According to an analysis by apex industry body Associated Chambers of Commerce and Industry of India (ASSOCHAM), the quick service restaurants (QSR) sector in India is currently growing at a compounded annual growth rate (CAGR) of 25%, and is likely to touch the Rs 25,000-crore mark by 2020 from the current level of Rs 8,500.
By 2020 it is expected that 35% of India's population will be in urban areas by 2020 totaling to 52 crores compared to the current urban population of 34 crores.
Here are a few points to back the statement that QSR is an evergreen business:
People tend to incline towards something which fits their pocket at the same time fills their tummy. Moreover QSR provides equal options for both vegetarian and non-vegetarian eaters in affordable prices.
QSR serve food which is affordable for most of the population. Moreover it serves food which holds the capacity to satiate customers of all ages and the cost fits everyone’s pocket.
QSR is considered as recession free business as the cost difference does not look that evident as it looks on the CSR or fine-dine restaurants’ menu.
Demonetisation and GST shook the base of almost all businesses but QSR business seems to have bounced back with new energy.
"Even after demonetisation, which sucked liquidity out of the system, we reported positive same-store sales growth at 5.1 per cent in the first quarter of FY17-18," says Amit Jatia, vice-chairman of Westlife Development.
“Around 15 years back when multinational QSR formats like, KFC, Dominos, Mc Donalds etc entered into Indian food industry they were more of aspirational brands to India. They have never seen those brands and also there was an increase in income at that time so people started liking sitting there and enjoy. Now these aspirational brands have become commodity brands because they are more known for a quick bite and they are less expensive. Delivery and take away are becoming new trend in QSRs as 80per cent business in QSR belongs to delivery and take away only,” says Sandeep Singh, CEO at Papa Johns.
For any company or business to grow there should be constant improvements done in the project, which gives the business the required boost because stagnant is boring. A little innovation in food or arranging the menu or adding a couple of new dishes in the menu is all that keeps customer to look forward to eat at your QSR.
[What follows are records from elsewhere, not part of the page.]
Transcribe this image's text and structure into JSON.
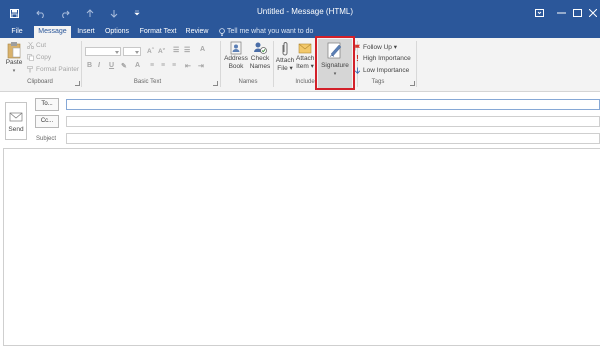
{
  "window": {
    "title": "Untitled - Message (HTML)",
    "accent_color": "#2b579a",
    "highlight_color": "#d32029"
  },
  "quick_access": {
    "icons": [
      "save-icon",
      "undo-icon",
      "redo-icon",
      "up-arrow-icon",
      "down-arrow-icon",
      "customize-icon"
    ]
  },
  "window_controls": {
    "icons": [
      "ribbon-display-options-icon",
      "minimize-icon",
      "maximize-icon",
      "close-icon"
    ]
  },
  "tabs": [
    "File",
    "Message",
    "Insert",
    "Options",
    "Format Text",
    "Review"
  ],
  "active_tab": "Message",
  "tell_me": "Tell me what you want to do",
  "ribbon": {
    "clipboard": {
      "label": "Clipboard",
      "paste": "Paste",
      "cut": "Cut",
      "copy": "Copy",
      "format_painter": "Format Painter"
    },
    "basic_text": {
      "label": "Basic Text",
      "bold": "B",
      "italic": "I",
      "underline": "U"
    },
    "names": {
      "label": "Names",
      "address_book": [
        "Address",
        "Book"
      ],
      "check_names": [
        "Check",
        "Names"
      ]
    },
    "include": {
      "label": "Include",
      "attach_file": [
        "Attach",
        "File ▾"
      ],
      "attach_item": [
        "Attach",
        "Item ▾"
      ],
      "signature": "Signature"
    },
    "tags": {
      "label": "Tags",
      "follow_up": "Follow Up ▾",
      "high_importance": "High Importance",
      "low_importance": "Low Importance"
    }
  },
  "compose": {
    "send": "Send",
    "to_button": "To...",
    "cc_button": "Cc...",
    "subject_label": "Subject",
    "to_value": "",
    "cc_value": "",
    "subject_value": "",
    "body_value": ""
  }
}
As Amit Jatia says, “Innovation in menu, brand extensions and launch of value-for-money products such as Happy Price Combo and Chatpata Naan are the key factors driving growth.”
In QSR business model, there are no unnecessary investments in making interior decorations, sitting arrangements or parking space. The business entirely focuses on the quality of food and serving the customers. Getting staff is also cheap and easy, as the chef does not have to be an H-school graduate or well trained.
Unlike other businesses, QSR requires low investment in the initial stages, as it grows with time, the profit as well as investment also grows, which is one of the reasons why it is an evergreen business.